A day after losing a casino referendum in Palmer early last November, top executives of Mohegan Sun quietly scheduled a face-to-face meeting, for later that week, with leaders of Suffolk Downs racetrack to discuss building a casino on racetrack land in Revere, the Globe has learned.
The timing is significant because Mohegan still had an exclusive agreement with a Palmer landowner at that time, which prohibited the Connecticut casino giant from “engaging in discussions or negotiations concerning the opening of any gaming facility in Massachusetts” other than in Palmer, according to court documents.
Mohegan Sun’s fidelity to the exclusivity agreement, signed with landowner Northeast Realty Associates, has been the subject of litigation — and a bitter war of words — between the company and Northeast.
The gambling company, currently applying for the sole Greater Boston casino license, sent a notice to terminate the exclusivity two weeks after organizing the high-level meeting with Suffolk Downs, but revelations that secret talks were already underway at the time, and that Mohegan Sun may have broken a deal, could have political ramifications in the ongoing campaign to repeal the state’s casino law.

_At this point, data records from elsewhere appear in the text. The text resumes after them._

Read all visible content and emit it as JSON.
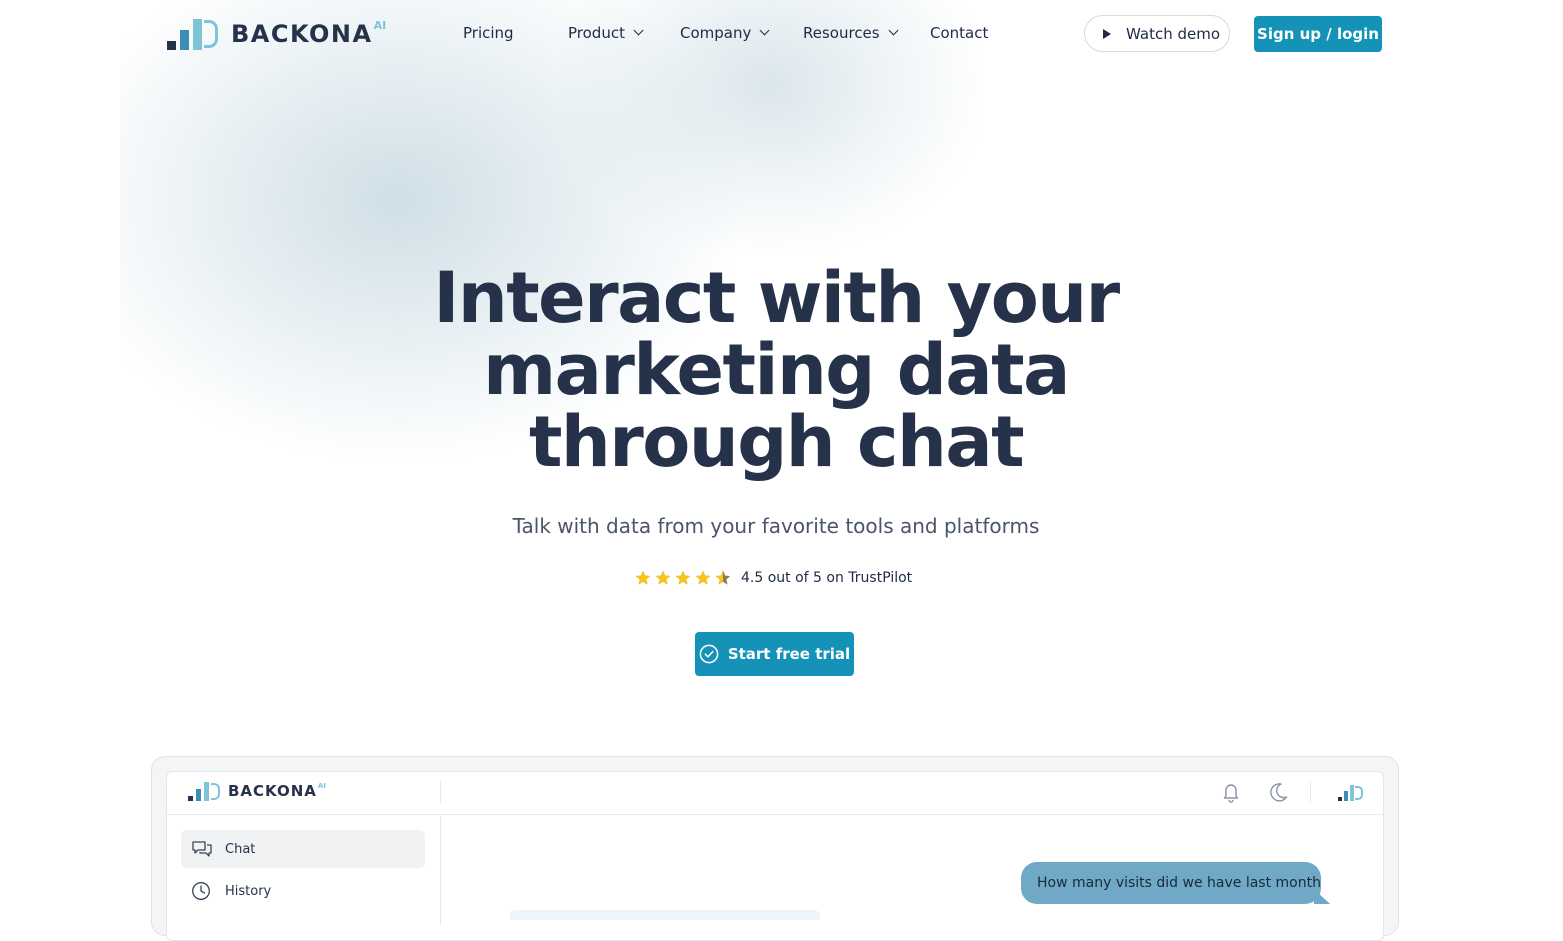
{
  "brand": {
    "name": "BACKONA",
    "suffix": "AI"
  },
  "colors": {
    "accent": "#1492b8",
    "dark_text": "#26324a",
    "logo_light": "#7ec3d8",
    "logo_mid": "#3a8fb8",
    "star": "#f5c518",
    "bubble": "#6fa9c6"
  },
  "nav": {
    "items": [
      {
        "label": "Pricing",
        "dropdown": false
      },
      {
        "label": "Product",
        "dropdown": true
      },
      {
        "label": "Company",
        "dropdown": true
      },
      {
        "label": "Resources",
        "dropdown": true
      },
      {
        "label": "Contact",
        "dropdown": false
      }
    ],
    "watch_demo": "Watch demo",
    "signup": "Sign up / login"
  },
  "hero": {
    "title_lines": [
      "Interact with your",
      "marketing data",
      "through chat"
    ],
    "subtitle": "Talk with data from your favorite tools and platforms",
    "rating": {
      "value": 4.5,
      "max": 5,
      "text": "4.5 out of 5 on TrustPilot"
    },
    "cta": "Start free trial"
  },
  "app_preview": {
    "brand": "BACKONA",
    "brand_suffix": "AI",
    "sidebar": [
      {
        "label": "Chat",
        "icon": "chat-bubbles-icon",
        "active": true
      },
      {
        "label": "History",
        "icon": "clock-icon",
        "active": false
      }
    ],
    "topbar_icons": [
      "bell-icon",
      "moon-icon",
      "logo-icon"
    ],
    "message": "How many visits did we have last month"
  }
}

“This is going to bring up the factor of trust with voters as they think about the veracity of the gaming companies,” said Anthony Cignoli, a Springfield political strategist who has closely followed the development of the state’s casino industry. “If I were the casino opponents, I would run with this.”
State voters will decide in November whether to ban casinos from Massachusetts, three years after state lawmakers authorized up to three gambling resorts and one slot parlor in the state.

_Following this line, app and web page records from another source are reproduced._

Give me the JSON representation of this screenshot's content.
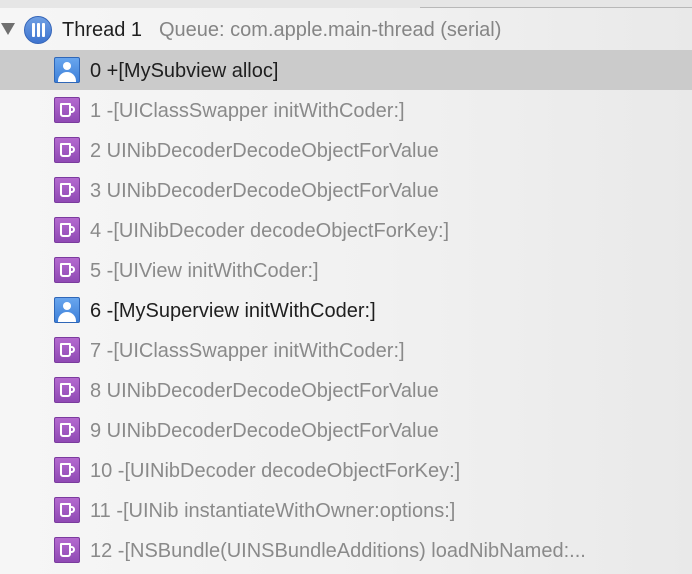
{
  "thread": {
    "title": "Thread 1",
    "queue": "Queue: com.apple.main-thread (serial)",
    "expanded": true,
    "icon": "thread-icon"
  },
  "frames": [
    {
      "label": "0 +[MySubview alloc]",
      "kind": "user",
      "icon": "user-code-icon",
      "selected": true
    },
    {
      "label": "1 -[UIClassSwapper initWithCoder:]",
      "kind": "system",
      "icon": "system-library-icon",
      "selected": false
    },
    {
      "label": "2 UINibDecoderDecodeObjectForValue",
      "kind": "system",
      "icon": "system-library-icon",
      "selected": false
    },
    {
      "label": "3 UINibDecoderDecodeObjectForValue",
      "kind": "system",
      "icon": "system-library-icon",
      "selected": false
    },
    {
      "label": "4 -[UINibDecoder decodeObjectForKey:]",
      "kind": "system",
      "icon": "system-library-icon",
      "selected": false
    },
    {
      "label": "5 -[UIView initWithCoder:]",
      "kind": "system",
      "icon": "system-library-icon",
      "selected": false
    },
    {
      "label": "6 -[MySuperview initWithCoder:]",
      "kind": "user",
      "icon": "user-code-icon",
      "selected": false
    },
    {
      "label": "7 -[UIClassSwapper initWithCoder:]",
      "kind": "system",
      "icon": "system-library-icon",
      "selected": false
    },
    {
      "label": "8 UINibDecoderDecodeObjectForValue",
      "kind": "system",
      "icon": "system-library-icon",
      "selected": false
    },
    {
      "label": "9 UINibDecoderDecodeObjectForValue",
      "kind": "system",
      "icon": "system-library-icon",
      "selected": false
    },
    {
      "label": "10 -[UINibDecoder decodeObjectForKey:]",
      "kind": "system",
      "icon": "system-library-icon",
      "selected": false
    },
    {
      "label": "11 -[UINib instantiateWithOwner:options:]",
      "kind": "system",
      "icon": "system-library-icon",
      "selected": false
    },
    {
      "label": "12 -[NSBundle(UINSBundleAdditions) loadNibNamed:...",
      "kind": "system",
      "icon": "system-library-icon",
      "selected": false
    }
  ],
  "colors": {
    "selected_row": "#cbcbcb",
    "user_frame_text": "#1f1f1f",
    "system_frame_text": "#8a8a8a",
    "user_icon": "#3d7fd8",
    "system_icon": "#9a52be",
    "queue_text": "#858585"
  }
}
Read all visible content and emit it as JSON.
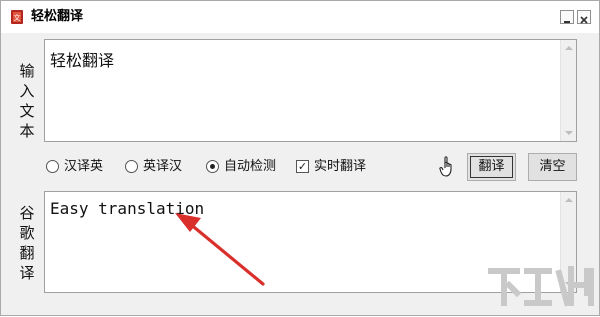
{
  "window": {
    "title": "轻松翻译"
  },
  "input": {
    "side_label": [
      "输",
      "入",
      "文",
      "本"
    ],
    "text": "轻松翻译"
  },
  "options": {
    "radios": [
      {
        "label": "汉译英",
        "selected": false
      },
      {
        "label": "英译汉",
        "selected": false
      },
      {
        "label": "自动检测",
        "selected": true
      }
    ],
    "checkbox": {
      "label": "实时翻译",
      "checked": true
    },
    "translate_button": "翻译",
    "clear_button": "清空"
  },
  "output": {
    "side_label": [
      "谷",
      "歌",
      "翻",
      "译"
    ],
    "text": "Easy translation"
  },
  "colors": {
    "arrow": "#d9302c",
    "background": "#f0f0f0"
  }
}
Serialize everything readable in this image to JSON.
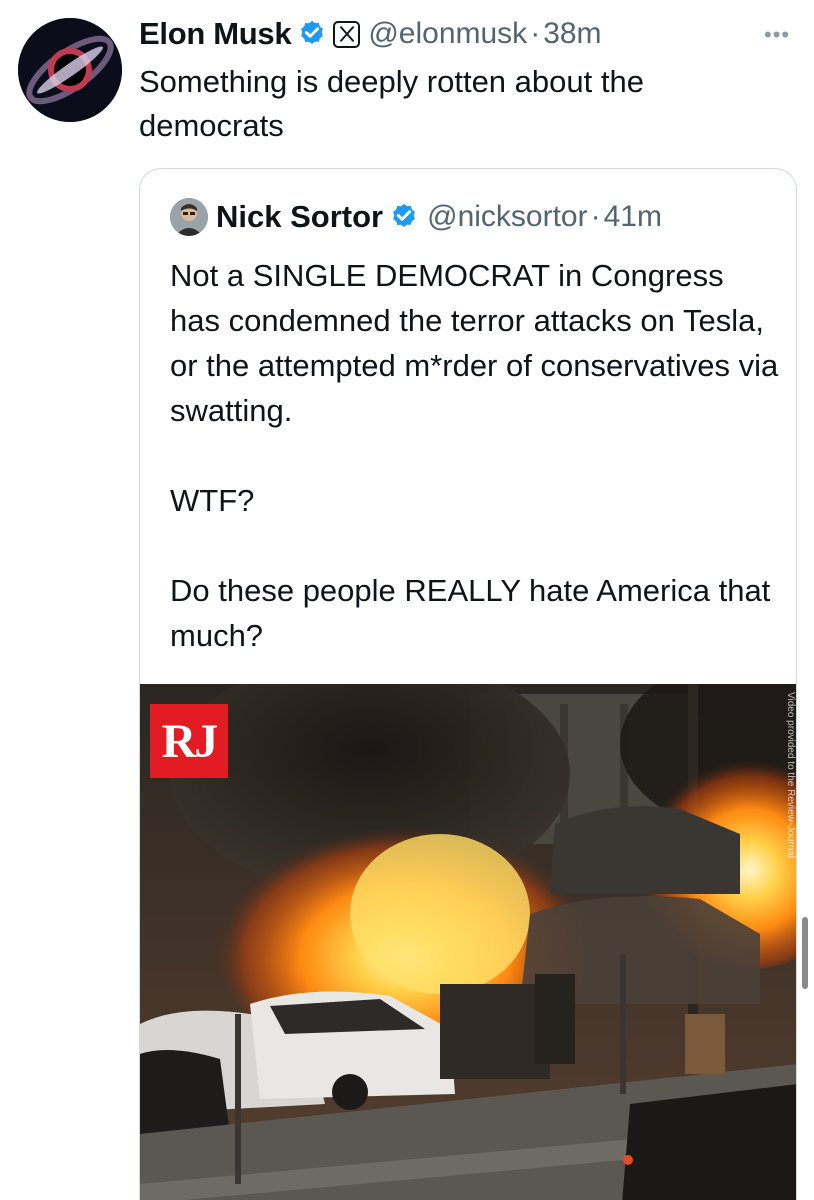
{
  "tweet": {
    "author_name": "Elon Musk",
    "handle": "@elonmusk",
    "separator": "·",
    "time": "38m",
    "more": "•••",
    "text": "Something is deeply rotten about the democrats"
  },
  "quoted_tweet": {
    "author_name": "Nick Sortor",
    "handle": "@nicksortor",
    "separator": "·",
    "time": "41m",
    "text": "Not a SINGLE DEMOCRAT in Congress has condemned the terror attacks on Tesla, or the attempted m*rder of conservatives via swatting.\n\nWTF?\n\nDo these people REALLY hate America that much?",
    "media": {
      "logo": "RJ",
      "watermark": "Video provided to the Review-Journal"
    }
  },
  "icons": [
    "verified-badge-icon",
    "x-logo-icon",
    "more-options-icon"
  ],
  "colors": {
    "verified_blue": "#1d9bf0",
    "secondary_text": "#536471",
    "border": "#cfd9de",
    "rj_red": "#e31b23"
  }
}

Spokespeople for Mohegan Sun and for Northeast declined to comment.
Ten months after the Palmer referendum, Mohegan Sun’s Revere proposal is now one of two finalists for the state’s most lucrative casino license, in Greater Boston. The other applicant is a Wynn Resorts project in Everett. The state gambling commission plans to choose a winner next month.
Mohegan Sun was among the first gambling companies to plant its flag in Massachusetts, signing deals with Northeast in 2008, to develop a casino in Palmer, a town between Worcester and Springfield, three years before casinos were even legalized. But the early front-runner for the Western Massachusetts casino license lost a casino referendum in Palmer by 94 votes on November 5, the same day East Boston voters defeated a Suffolk Downs casino proposal at the racetrack.

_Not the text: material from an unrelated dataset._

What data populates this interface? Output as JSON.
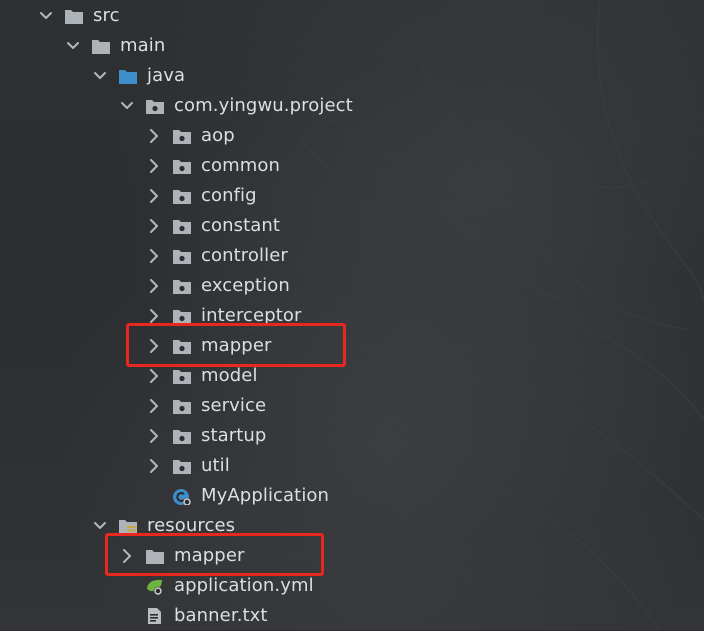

Though Mohegan Sun filed for a recount in Palmer, some former supporters in Palmer began to question the company’s commitment to the town.
Northeast filed suit in February, alleging that Mohegan Sun representatives began talking to Suffolk Downs before the Nov. 5 vote, though the lawsuit does not offer evidence. Northeast also accused the gambling company of intentionally running a lackluster referendum campaign for the Palmer project, which contributed to its defeat.
Mohegan Sun, in turn, sued Northeast to recover at least $22 million the company says it spent in its pursuit of a casino in Palmer. The company similarly accused Northeast of breaking the exclusivity deal and of hindering the campaign.
Emails between representatives of Mohegan Sun and Suffolk Downs obtained by the Globe suggest the two sides had contact at least as early as Nov. 6 -- the day after the Palmer referendum -- to organize a confidential meeting in Cambridge on Nov. 8. Top brass from each company were on the guest list, including Suffolk Downs owners Richard Fields and Joseph O’Donnell, as well as Mitchell Etess, the chief executive of the Mohegan Tribal Gaming Authority, and a posse of lawyers, experts and advisors.
“There is no doubt that if this is to fly we will need to go fast,” wrote Etess, two days after the Palmer vote.
The Globe has not confirmed if the meeting took place as scheduled.
Two weeks passed before Mohegan Sun sent a letter to Northeast on Nov. 20 giving notice that the company was terminating the exclusivity agreement.
The Palmer recount confirmed on Nov. 26 that the casino referendum had failed, and Mohegan Sun announced the next day it would propose a casino on about 40 acres of land in Revere owned by Suffolk Downs. The racetrack would be the casino’s landlord if the project wins the license.
Mohegan Sun is part of a coalition working to defend the casino law from repeal, along with MGM Resorts, Penn National Gaming, public officials and other supporters. Penn National has won the right to build the state’s only slot parlor, in Plainville, and MGM has been promised the Western Massachusetts resort casino license, if the casino repeal bid fails.
The state gambling commission has pushed off the award of the final license it controls, for Southeastern Massachusetts, until next year.